“These matters, involving the most intimate and personal choices a person may make in a lifetime, choices central to personal dignity and autonomy, are central to the liberty protected by the Fourteenth Amendment,” the court held. “At the heart of liberty is the right to define one’s own concept of existence, of meaning, of the universe, and of the mystery of human life. Beliefs about these matters could not define the attributes of personhood were they formed under compulsion of the State.”

That protection extends not only to marriage, the court held in Casey (and later in Obergefell v. Hodges for same-sex couples), but also to “procreation, contraception, family relationships, child rearing, and education.” The right to home-school your child? The right to cohabitate with family members? The right to buy birth control? The right to have as many children as one sees fit? Pull on the string to unravel Casey, and rights that all Americans, from the most conservative to the most progressive, take for granted could come undone.

Texas’s antiabortion law received such an overwhelmingly negative reaction — even among those who consider themselves “pro-life" — because it violated the dignity, respect, privacy and humanity of women who would be subject to spying and abuse for the sake of a $10,000 bounty.

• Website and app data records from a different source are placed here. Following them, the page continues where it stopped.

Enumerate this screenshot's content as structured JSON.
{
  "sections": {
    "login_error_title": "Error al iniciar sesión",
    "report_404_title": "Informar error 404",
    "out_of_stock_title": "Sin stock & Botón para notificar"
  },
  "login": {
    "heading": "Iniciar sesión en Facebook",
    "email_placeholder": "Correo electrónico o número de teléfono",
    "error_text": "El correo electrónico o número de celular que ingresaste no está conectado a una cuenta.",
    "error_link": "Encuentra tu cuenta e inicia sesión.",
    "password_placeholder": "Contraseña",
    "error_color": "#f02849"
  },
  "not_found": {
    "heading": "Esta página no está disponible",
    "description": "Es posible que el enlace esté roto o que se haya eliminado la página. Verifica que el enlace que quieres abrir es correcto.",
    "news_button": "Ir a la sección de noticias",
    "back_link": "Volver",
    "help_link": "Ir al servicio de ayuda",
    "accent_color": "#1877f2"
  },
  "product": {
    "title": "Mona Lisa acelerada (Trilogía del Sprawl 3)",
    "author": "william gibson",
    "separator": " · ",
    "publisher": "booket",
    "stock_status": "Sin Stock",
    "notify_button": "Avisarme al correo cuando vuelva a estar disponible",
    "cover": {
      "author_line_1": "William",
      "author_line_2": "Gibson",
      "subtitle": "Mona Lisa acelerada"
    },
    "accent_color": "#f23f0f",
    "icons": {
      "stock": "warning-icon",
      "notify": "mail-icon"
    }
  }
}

The decision whether to carry a pregnancy to term, Casey held, is “too intimate and personal for the State to insist, without more, upon its own vision of the woman’s role, however dominant that vision has been in the course of our history and our culture. The destiny of the woman must be shaped to a large extent on her own conception of her spiritual imperatives and her place in society.” To compel a woman to complete her pregnancy against her will is to rob her of an essential component of her humanity.

That is what is at stake with a potential override of Casey. And if abortion does not meet one’s personal definition of a decision “too intimate and personal” for the state to be involved with, perhaps the right to make decisions about one’s health or the education of their children does.

Abortion rights advocates, court watchers and the media more generally err in defining the stakes of overturning Casey too narrowly. And it is an insult to people’s intelligence to say it is about “returning” abortion decisions to the “people”; it is about robbing women of a decision central to their personhood and denying them the right to self-determination. If that is what the right-wing Supreme Court is after, the justices should be clear about the awesome power of the state they are unleashing on Americans.